[What the task asks] Search the entries for the string "Audio" and give the number of lines that hold it, nothing more.

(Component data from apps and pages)
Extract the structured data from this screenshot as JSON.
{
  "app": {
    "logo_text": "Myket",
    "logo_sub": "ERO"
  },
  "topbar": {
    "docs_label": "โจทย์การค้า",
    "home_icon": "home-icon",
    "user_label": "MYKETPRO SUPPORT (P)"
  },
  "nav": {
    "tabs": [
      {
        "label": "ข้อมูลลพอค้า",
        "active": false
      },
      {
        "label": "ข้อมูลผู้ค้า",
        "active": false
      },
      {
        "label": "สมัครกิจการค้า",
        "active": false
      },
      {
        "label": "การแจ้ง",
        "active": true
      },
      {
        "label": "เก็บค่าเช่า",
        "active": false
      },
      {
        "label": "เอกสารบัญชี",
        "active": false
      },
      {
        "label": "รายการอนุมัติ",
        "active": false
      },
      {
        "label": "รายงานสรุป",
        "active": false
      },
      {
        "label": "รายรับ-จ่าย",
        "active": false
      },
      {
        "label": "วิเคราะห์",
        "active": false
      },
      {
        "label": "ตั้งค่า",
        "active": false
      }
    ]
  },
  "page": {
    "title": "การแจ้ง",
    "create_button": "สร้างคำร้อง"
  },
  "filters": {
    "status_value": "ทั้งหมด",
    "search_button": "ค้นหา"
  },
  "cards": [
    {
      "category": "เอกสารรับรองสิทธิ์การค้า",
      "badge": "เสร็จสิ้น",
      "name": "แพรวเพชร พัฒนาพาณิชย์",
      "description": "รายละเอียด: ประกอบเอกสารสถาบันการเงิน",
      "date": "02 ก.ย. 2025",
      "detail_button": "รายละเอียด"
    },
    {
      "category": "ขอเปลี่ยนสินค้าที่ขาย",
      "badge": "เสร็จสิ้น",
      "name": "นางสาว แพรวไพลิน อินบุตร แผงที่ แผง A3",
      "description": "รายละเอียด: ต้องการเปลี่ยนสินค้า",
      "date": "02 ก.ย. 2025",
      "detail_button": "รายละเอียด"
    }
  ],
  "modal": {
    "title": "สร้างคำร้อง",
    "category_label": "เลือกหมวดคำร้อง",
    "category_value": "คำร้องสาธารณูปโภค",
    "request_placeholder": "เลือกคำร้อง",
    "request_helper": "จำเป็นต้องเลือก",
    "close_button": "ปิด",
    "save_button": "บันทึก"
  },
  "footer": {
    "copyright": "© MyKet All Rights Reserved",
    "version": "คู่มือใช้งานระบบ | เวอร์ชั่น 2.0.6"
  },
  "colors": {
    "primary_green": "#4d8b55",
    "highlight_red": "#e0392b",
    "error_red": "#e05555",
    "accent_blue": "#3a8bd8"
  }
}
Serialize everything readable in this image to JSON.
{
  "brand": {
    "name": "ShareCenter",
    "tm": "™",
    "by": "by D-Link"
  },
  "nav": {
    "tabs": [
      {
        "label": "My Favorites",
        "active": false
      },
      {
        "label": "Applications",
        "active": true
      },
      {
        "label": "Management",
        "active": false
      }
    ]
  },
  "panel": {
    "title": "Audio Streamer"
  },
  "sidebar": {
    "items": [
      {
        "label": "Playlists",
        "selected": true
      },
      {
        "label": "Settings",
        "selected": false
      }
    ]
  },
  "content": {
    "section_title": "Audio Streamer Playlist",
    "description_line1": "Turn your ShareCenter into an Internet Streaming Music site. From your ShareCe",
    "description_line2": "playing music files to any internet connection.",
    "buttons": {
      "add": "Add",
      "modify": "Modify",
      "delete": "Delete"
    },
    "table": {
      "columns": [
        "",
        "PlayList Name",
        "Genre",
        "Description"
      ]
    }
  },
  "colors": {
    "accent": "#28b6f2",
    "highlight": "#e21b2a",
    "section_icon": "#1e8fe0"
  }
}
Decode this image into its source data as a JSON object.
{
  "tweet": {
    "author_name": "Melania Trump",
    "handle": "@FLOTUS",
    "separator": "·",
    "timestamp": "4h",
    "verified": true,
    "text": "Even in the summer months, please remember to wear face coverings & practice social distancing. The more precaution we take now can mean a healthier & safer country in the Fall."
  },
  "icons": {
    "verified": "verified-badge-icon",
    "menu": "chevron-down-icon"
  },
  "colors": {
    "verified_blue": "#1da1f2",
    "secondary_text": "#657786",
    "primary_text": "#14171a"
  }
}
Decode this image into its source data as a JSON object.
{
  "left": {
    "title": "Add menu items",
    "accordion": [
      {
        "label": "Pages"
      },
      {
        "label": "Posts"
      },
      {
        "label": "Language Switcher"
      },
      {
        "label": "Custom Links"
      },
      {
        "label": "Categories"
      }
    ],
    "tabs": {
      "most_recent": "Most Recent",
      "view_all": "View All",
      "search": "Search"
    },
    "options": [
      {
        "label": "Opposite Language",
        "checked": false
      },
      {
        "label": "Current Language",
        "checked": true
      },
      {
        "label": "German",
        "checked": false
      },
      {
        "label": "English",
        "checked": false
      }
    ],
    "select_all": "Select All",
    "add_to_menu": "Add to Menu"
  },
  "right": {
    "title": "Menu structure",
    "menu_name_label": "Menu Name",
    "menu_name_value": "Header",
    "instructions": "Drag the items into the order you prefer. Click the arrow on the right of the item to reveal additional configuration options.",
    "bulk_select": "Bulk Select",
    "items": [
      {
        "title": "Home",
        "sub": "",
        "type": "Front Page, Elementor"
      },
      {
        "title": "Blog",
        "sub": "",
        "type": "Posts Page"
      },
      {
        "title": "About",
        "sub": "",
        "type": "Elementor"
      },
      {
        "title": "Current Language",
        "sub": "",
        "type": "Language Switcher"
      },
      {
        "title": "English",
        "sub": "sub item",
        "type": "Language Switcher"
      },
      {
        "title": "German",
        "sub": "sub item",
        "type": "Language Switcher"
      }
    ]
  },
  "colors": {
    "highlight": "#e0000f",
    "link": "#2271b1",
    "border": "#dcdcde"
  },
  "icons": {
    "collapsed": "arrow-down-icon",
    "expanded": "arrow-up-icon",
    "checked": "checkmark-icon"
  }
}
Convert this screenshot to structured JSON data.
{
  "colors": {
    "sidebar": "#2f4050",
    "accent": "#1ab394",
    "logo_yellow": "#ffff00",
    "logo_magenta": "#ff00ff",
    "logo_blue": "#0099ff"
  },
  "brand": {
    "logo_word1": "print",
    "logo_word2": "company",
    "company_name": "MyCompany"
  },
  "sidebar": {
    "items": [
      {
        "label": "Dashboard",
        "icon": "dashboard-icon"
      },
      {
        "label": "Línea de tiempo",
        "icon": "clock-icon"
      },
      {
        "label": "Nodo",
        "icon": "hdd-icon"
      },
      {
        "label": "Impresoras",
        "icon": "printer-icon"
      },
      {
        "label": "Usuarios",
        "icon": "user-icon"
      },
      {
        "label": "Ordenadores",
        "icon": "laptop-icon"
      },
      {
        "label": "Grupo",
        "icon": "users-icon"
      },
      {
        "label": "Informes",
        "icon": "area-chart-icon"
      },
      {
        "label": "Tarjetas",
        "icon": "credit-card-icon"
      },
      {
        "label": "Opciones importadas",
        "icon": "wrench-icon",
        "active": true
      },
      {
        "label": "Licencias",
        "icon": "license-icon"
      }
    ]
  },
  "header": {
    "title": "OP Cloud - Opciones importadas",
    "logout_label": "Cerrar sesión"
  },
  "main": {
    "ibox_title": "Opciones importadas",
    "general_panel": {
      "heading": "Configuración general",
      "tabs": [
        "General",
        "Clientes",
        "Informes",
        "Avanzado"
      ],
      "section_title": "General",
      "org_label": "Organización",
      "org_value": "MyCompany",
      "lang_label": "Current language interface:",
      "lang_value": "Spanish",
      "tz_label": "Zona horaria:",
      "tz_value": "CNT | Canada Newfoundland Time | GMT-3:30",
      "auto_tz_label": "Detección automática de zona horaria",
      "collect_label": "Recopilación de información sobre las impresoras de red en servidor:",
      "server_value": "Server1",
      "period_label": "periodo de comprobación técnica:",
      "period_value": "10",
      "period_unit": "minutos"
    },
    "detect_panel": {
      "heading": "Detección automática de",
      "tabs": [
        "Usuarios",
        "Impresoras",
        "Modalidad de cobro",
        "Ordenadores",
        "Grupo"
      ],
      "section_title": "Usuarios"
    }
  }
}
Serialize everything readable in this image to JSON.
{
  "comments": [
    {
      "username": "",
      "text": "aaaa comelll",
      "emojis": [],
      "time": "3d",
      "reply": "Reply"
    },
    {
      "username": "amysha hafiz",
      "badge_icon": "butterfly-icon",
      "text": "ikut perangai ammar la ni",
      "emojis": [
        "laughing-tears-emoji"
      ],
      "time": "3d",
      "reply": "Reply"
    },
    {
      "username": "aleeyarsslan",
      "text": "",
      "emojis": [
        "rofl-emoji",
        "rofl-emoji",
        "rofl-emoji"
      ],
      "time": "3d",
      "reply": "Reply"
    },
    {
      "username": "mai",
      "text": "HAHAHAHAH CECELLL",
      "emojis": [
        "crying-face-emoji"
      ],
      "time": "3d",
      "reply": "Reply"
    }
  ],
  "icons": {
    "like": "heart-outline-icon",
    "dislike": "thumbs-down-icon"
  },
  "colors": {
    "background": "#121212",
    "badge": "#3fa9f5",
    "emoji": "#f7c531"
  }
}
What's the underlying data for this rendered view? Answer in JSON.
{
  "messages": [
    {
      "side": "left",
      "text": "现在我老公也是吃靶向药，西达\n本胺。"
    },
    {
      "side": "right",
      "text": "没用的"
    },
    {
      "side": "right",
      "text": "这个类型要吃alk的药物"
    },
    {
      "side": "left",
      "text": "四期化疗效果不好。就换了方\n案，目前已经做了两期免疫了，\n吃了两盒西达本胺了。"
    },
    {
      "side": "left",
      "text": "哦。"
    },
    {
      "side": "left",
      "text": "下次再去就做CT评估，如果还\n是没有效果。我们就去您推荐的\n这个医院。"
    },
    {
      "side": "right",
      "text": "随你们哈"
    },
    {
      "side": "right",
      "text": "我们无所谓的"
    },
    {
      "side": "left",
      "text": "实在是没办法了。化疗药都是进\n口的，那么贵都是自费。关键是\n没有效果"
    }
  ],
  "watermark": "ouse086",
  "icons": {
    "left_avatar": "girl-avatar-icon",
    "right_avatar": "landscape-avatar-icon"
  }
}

[Answer to this exercise] 2